A lottery is a scheme for the distribution of prizes by lot or chance. Usually, numbered tickets are sold and the winners are selected in a random drawing. A lottery may be run by a state or an organization. The prizes, which can range from cash to goods or services, are allocated by a process that relies solely on chance. The casting of lots to determine fates and fortunes has a long history in human society, and the distribution of goods by lottery is even older. The first recorded lottery to distribute money prizes for material gain was held in the Low Countries in the 15th century, although records of lotteries for building town fortifications and helping the poor date back much earlier.

Most modern lotteries use a pool or collection of tickets and their counterfoils from which winners are drawn. These tickets and counterfoils are thoroughly mixed by some mechanical means (such as shaking or tossing) to ensure that the selection of winners depends solely on chance, rather than any predetermined patterns or preferences of bettor groups. Computers are increasingly used in the operation of lotteries, because they can record and shuffle large numbers of tickets quickly and accurately. Moreover, they can store information about each ticket’s number or symbols and generate random numbers to be used as winners.

Despite the fact that lottery profits typically decline over time, states continue to operate lotteries because of their perceived ability to provide states with an additional source of revenue without increasing taxes or cutting public programs. This perception is based on two fundamental assumptions: (1) voters are willing to spend their money on the chance of winning a prize, and (2) politicians look at lotteries as a way to get taxpayers to pay for things they wouldn’t otherwise be willing to fund.

The basic elements of a lottery are as follows:

The first requirement is some means of recording the identities of bettors and the amounts staked by each. The next is some means of selecting the winners, which may be done randomly by a draw or by an algorithm that selects the highest number or symbol. Finally, a percentage of the pool must be deducted for costs and profits of organizing and promoting the lottery.

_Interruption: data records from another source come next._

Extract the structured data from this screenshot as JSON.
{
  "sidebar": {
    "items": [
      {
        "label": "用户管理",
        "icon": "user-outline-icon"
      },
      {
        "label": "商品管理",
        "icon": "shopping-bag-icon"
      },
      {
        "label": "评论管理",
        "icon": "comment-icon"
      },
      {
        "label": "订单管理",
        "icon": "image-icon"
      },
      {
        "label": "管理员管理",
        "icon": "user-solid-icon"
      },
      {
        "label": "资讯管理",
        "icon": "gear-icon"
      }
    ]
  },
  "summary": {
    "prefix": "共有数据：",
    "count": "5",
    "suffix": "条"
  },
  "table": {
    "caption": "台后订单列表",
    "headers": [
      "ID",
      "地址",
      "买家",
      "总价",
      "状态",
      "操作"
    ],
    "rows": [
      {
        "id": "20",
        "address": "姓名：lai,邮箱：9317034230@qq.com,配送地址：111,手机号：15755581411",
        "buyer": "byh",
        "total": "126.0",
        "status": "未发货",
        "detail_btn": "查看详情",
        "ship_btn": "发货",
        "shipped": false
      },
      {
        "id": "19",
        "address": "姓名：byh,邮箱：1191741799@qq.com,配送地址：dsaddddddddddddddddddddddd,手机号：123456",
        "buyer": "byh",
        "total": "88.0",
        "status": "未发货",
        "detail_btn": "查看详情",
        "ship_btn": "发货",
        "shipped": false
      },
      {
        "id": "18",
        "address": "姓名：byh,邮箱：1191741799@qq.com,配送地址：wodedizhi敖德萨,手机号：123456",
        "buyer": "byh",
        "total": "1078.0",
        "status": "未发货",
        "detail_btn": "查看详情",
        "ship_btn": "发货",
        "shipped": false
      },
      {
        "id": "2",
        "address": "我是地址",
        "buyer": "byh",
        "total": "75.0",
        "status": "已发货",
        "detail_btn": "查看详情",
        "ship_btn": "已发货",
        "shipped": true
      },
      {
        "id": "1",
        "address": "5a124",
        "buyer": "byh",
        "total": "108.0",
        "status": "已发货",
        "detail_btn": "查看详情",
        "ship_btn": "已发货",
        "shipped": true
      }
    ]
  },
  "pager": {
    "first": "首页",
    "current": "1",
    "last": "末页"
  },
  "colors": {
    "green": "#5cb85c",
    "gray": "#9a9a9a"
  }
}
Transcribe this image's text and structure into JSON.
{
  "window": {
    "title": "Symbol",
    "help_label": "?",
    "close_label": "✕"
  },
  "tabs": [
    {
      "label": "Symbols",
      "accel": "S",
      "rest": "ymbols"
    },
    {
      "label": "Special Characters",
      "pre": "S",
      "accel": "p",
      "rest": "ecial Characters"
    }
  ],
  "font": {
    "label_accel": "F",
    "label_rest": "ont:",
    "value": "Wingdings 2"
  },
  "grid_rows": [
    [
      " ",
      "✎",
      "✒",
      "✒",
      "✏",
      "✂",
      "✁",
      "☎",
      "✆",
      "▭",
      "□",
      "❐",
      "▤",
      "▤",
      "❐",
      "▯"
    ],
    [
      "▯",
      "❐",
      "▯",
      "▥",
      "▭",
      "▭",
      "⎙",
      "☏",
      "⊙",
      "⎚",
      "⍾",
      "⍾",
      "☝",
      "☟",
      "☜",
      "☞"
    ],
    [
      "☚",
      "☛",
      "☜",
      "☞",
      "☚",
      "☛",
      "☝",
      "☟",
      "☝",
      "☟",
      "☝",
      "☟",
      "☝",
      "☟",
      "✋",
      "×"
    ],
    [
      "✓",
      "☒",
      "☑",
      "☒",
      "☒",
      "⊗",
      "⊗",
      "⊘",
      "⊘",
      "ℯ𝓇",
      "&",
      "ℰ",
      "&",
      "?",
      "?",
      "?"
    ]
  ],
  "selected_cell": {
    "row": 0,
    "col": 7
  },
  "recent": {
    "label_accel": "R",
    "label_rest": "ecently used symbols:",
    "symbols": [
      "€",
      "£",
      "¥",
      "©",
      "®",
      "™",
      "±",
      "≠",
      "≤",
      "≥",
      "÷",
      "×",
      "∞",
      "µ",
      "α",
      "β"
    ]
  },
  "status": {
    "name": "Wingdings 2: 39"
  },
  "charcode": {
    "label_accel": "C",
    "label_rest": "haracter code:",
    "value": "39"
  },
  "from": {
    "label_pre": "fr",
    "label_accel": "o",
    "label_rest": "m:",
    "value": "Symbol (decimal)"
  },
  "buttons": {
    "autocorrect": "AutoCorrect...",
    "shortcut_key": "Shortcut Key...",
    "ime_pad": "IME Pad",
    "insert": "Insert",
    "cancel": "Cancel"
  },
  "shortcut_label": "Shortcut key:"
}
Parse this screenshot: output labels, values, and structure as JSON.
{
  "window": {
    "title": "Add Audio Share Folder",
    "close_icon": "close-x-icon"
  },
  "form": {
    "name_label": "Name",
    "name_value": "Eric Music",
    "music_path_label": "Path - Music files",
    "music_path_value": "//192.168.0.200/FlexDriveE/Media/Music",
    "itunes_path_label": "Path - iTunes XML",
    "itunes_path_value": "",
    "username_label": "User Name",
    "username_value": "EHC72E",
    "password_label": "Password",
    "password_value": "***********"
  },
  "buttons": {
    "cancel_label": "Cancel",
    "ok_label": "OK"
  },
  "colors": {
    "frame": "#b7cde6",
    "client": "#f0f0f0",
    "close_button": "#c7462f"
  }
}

Almost all of the states in the United States have lotteries, and tickets can be bought in most stores, gas stations, restaurants, bars, churches, fraternal organizations, and newsstands. In addition, people can play the lottery online. In 2004, there were nearly 186,000 retailers selling lottery tickets in the United States. About half of these were convenience stores. The rest were drugstores, supermarkets, food stores, service stations, and other retail outlets. A few hundred of these retailers also offer the possibility of playing the lottery by phone or on the Internet. The majority of lottery tickets are purchased by men, but women make up a growing share of the total market. The most popular games are the Powerball and the Mega Millions.